Big buzz over BlackBerry’s latest devices launched this spring came with a question: can skeptics be converted? Can BlackBerry lure back past users who’ve since migrated to Android and Apple?
It’s beginning to look like the answer is a tentative yes.
Market share estimates for BlackBerry’s new operating system show the company is beating out all Android phones combined to be the number two phone provider in Canada, behind Apple, with 28 per cent market share (it was tied with Samsung at 23 per cent as recently as February). BlackBerry now holds 14 per cent of the market in the U.K., according to figures dated Jun. 16 from the statistics site StatCounter Global.
Analysts are boosting sales and earnings projections for the company in the face of strong sales of BlackBerry’s Z10 and Q10 smartphones, which use the new BlackBerry 10 operating system.
In a note to investors Tuesday morning, RBC analyst Mark Sue upped shipment projections from 2.75 million to 3.5 million for the the first fiscal quarter (ending Jun. 1), and projected the second quarter would see 4 million phones shipped, up from an earlier estimate of 3 million.
Last week, Wells Fargo analyst Maynard Um estimated earnings would hit $0.32 per share for the 2013/14 fiscal year—after previously expecting a loss of $0.07 a share. “We think expectations have recently risen for BB10 units (we est. 3.5MM) and though we see some scope for upside potential, we are taking a conservative approach,” he told investors in a written statement.
The badly needed good news for BlackBerry comes after earlier downgrades amid reportedly lower-than-expected demand for the new phones, and even with rosy projections, analysts remain cautious.
“The picture remains blurry, particularly as competition remains fierce,” Sue noted.
But just as the good news has begun to mount, BlackBerry has also landed in the middle of the NSA scandal, with revelations that U.K. government spies broke past its security systems, according to reports in the Guardian.
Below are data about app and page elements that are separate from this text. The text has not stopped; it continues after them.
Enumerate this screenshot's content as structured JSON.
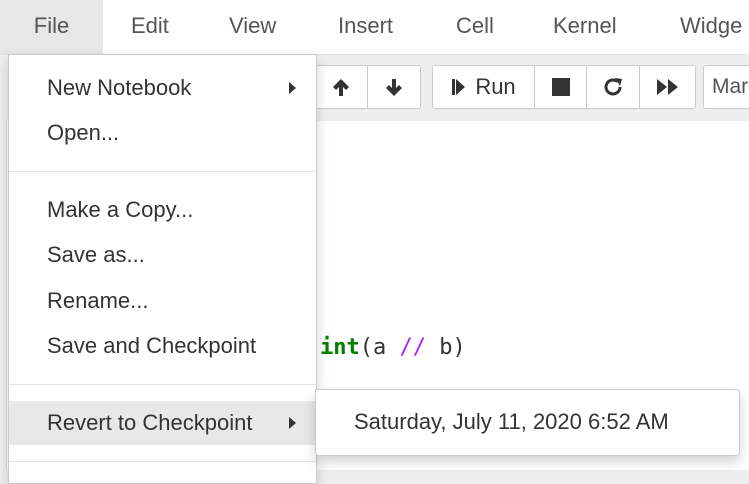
{
  "menubar": {
    "items": [
      "File",
      "Edit",
      "View",
      "Insert",
      "Cell",
      "Kernel",
      "Widge"
    ]
  },
  "toolbar": {
    "move_up_icon": "arrow-up-icon",
    "move_down_icon": "arrow-down-icon",
    "run_label": "Run",
    "run_icon": "step-forward-icon",
    "interrupt_icon": "stop-icon",
    "restart_icon": "redo-icon",
    "restart_run_all_icon": "fast-forward-icon",
    "cell_type_value": "Markdown"
  },
  "file_menu": {
    "items": [
      "New Notebook",
      "Open...",
      "Make a Copy...",
      "Save as...",
      "Rename...",
      "Save and Checkpoint",
      "Revert to Checkpoint"
    ]
  },
  "checkpoint_submenu": {
    "items": [
      "Saturday, July 11, 2020 6:52 AM"
    ]
  },
  "code_cell": {
    "keyword": "int",
    "rest_open": "(a ",
    "operator": "//",
    "rest_close": " b)"
  }
}
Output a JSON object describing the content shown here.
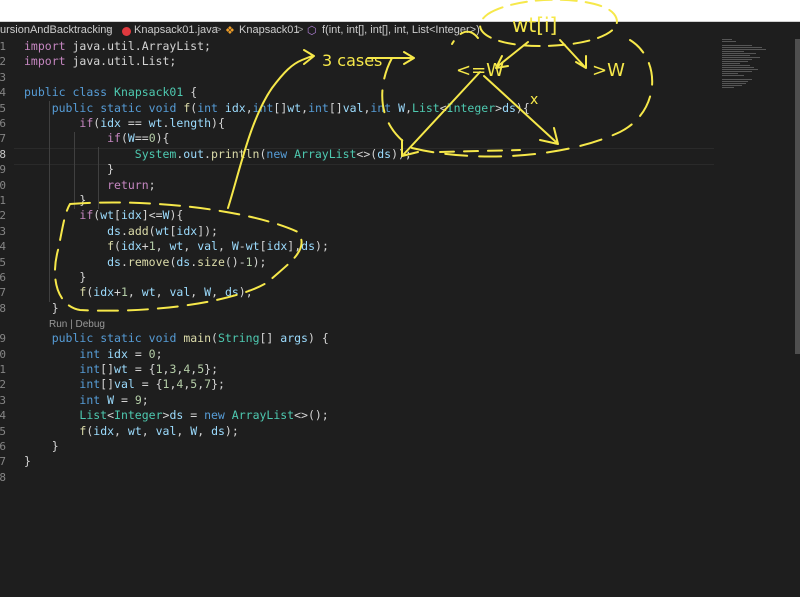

Documents allege foreign officials visiting the UK for the G20 summits in 2009 had their communications intercepted by the GCHQ intelligence agency, including “penetrating the security on delegates’ BlackBerrys to monitor their email messages and phone calls.”
BlackBerry clients can “rest assured” that it offers “the best available solution” to protect mobile communications, the company said in a statement to Maclean’s.
“While we cannot comment on media reports regarding alleged government surveillance of telecommunications traffic, we remain confident in the superiority of BlackBerry’s mobile security platform for customers using our integrated device and enterprise server technology,” it said.
Investors will have to wait until Jun. 28 for hard data to back up analysts’ optimism, when BlackBerry releases its first quarter earning for the fiscal year 2013/14.